Brian Helgeland, the writer and director of “42,” which gave Mr. Boseman his breakout role, said that Mr. Boseman reminded him of sturdy, self-assured icons of 1970s virility, like Gene Hackman and Clint Eastwood.
“It’s the way he carries himself, his stillness — you just have that feeling that you’re around a strong person,” Mr. Helgeland said. “There’s a scene in the movie where Robinson’s teammate, Pee Wee Reese, puts his arm around him as a kind of show of solidarity. But Chad flips it on its head. He plays it like, ‘I’m doing fine, I’m tough as nails, but go ahead and put your arm around me if it makes you feel better.’ I think that’s who Chad is as a person.”
Mr. Boseman was born and raised in Anderson, S.C., the youngest of three boys. His mother, Carolyn, was a nurse and his father, Leroy, worked for an agricultural conglomerate and had a side business as an upholsterer.
“I saw him work a lot of third shifts, a lot of night shifts,” Mr. Boseman told The New York Times last year. “Whenever I work a particularly hard week, I think of him.”

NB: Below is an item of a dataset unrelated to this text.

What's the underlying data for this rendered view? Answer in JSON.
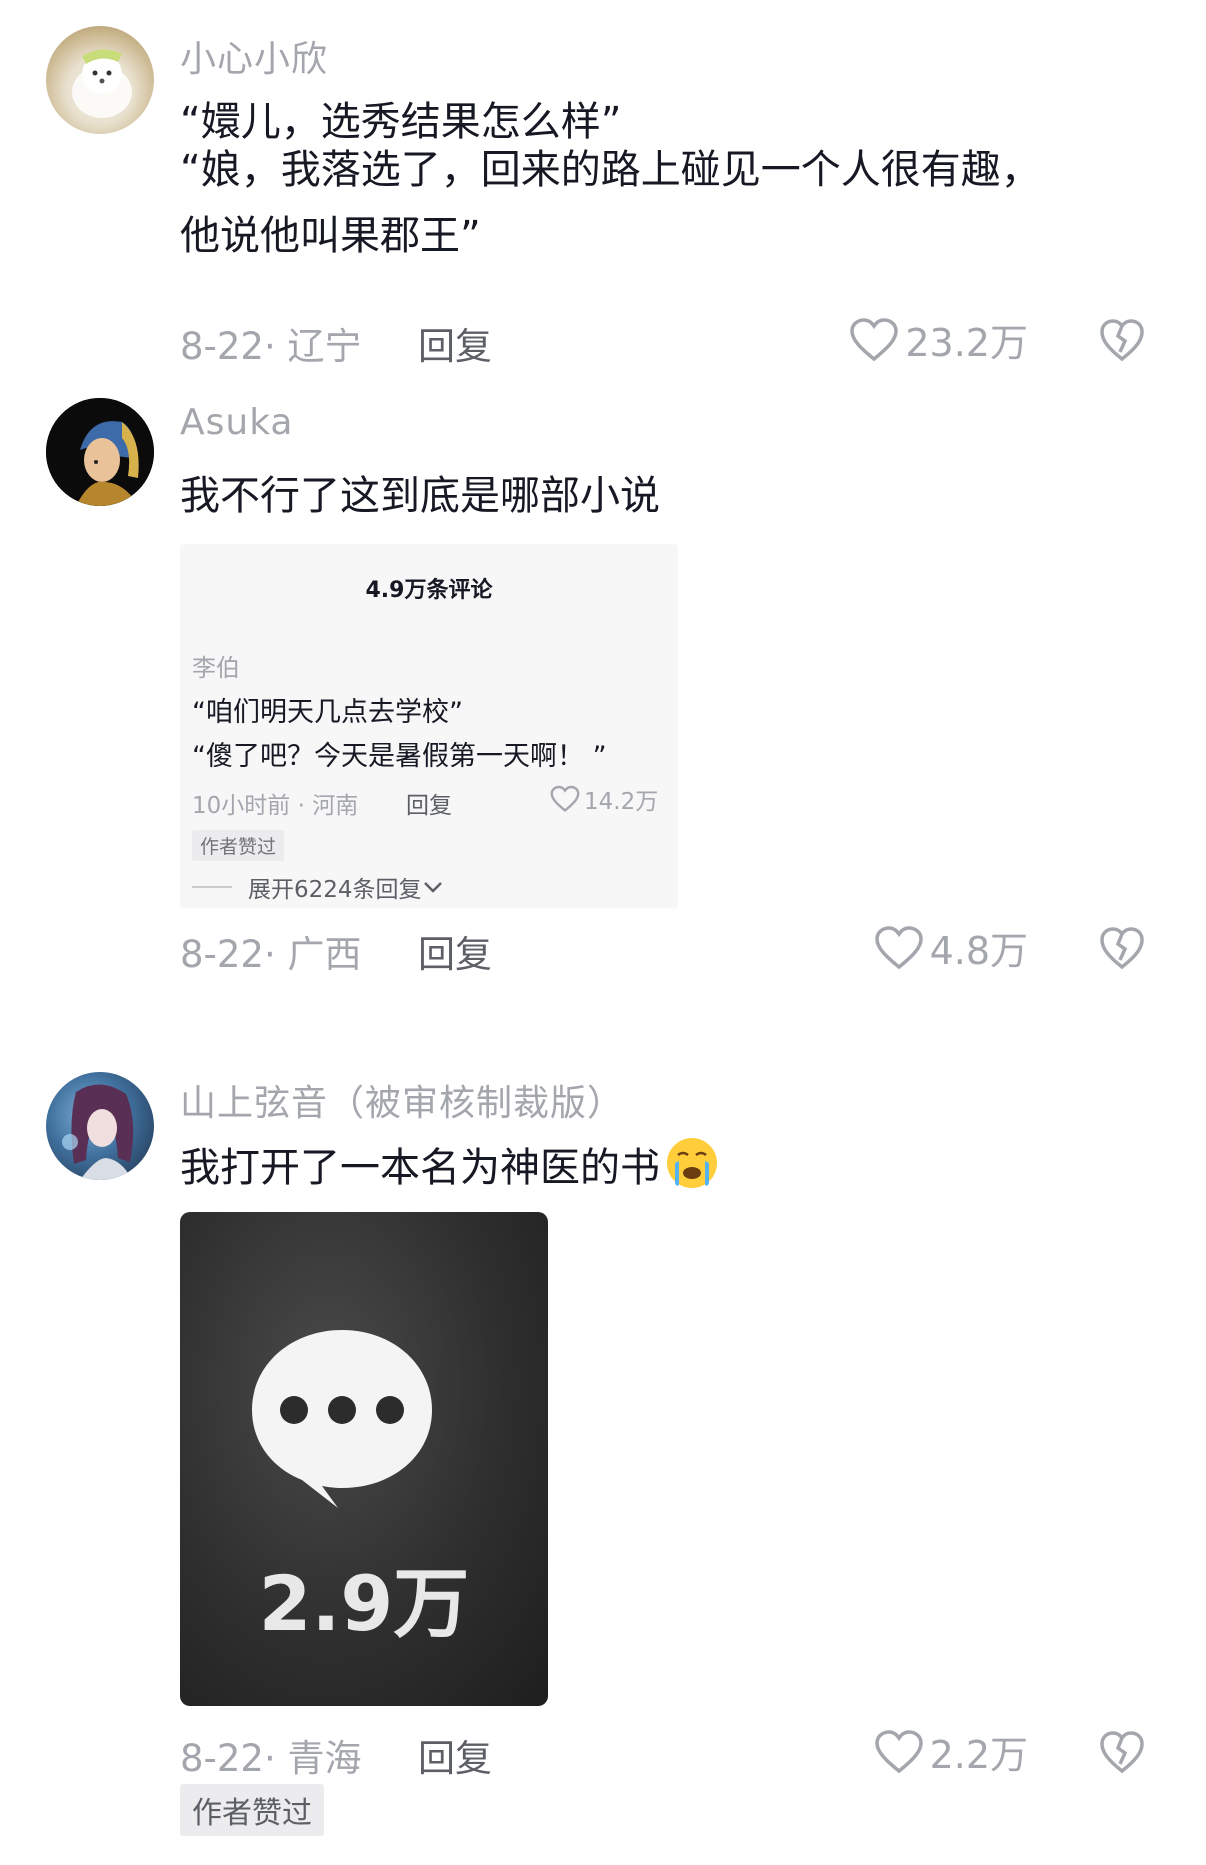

His closest role models were his two brothers: Derrick, the eldest, a preacher in Tennessee; and Kevin, a dancer who has performed with the Martha Graham and Alvin Ailey troupes and toured with the stage adaptation of “The Lion King.”
In high school, Mr. Boseman was a serious basketball player but turned to storytelling after a friend and teammate was shot and killed. Mr. Boseman processed his emotions by writing what he eventually realized was a play. When it was time to consider colleges, he chose an arts program at Howard University, with a dream of becoming a director.
At Howard, he took an acting class with the Tony Award-winning actress and director Phylicia Rashad, who helped him get into an elite theater program at the University of Oxford, an adventure he later learned had been financed by a friend of hers: Denzel Washington.
To earn money, Mr. Boseman taught acting to students at the Schomburg Center for Research in Black Culture in Harlem.
After college, he moved to the Bedford-Stuyvesant neighborhood of Brooklyn, where he spent his days in coffee shops — playing chess and writing plays to direct, some of which were influenced by hip-hop and pan-African theology.
He landed one-off television roles in “Law & Order,” “CSI: NY” and “Cold Case,” and eventually booked a recurring role in the 2007-9 ABC Family series “Lincoln Heights.”
The show filmed in Los Angeles and afforded Boseman his first real taste of Hollywood.
“Before that, I had just wanted to be an artist in New York,” Mr. Boseman said. “I didn’t understand that coming to L.A. and trying to be a film actor was a completely different thing.”
Reggie Ugwu and Marie Fazio contributed reporting. / nytimes.com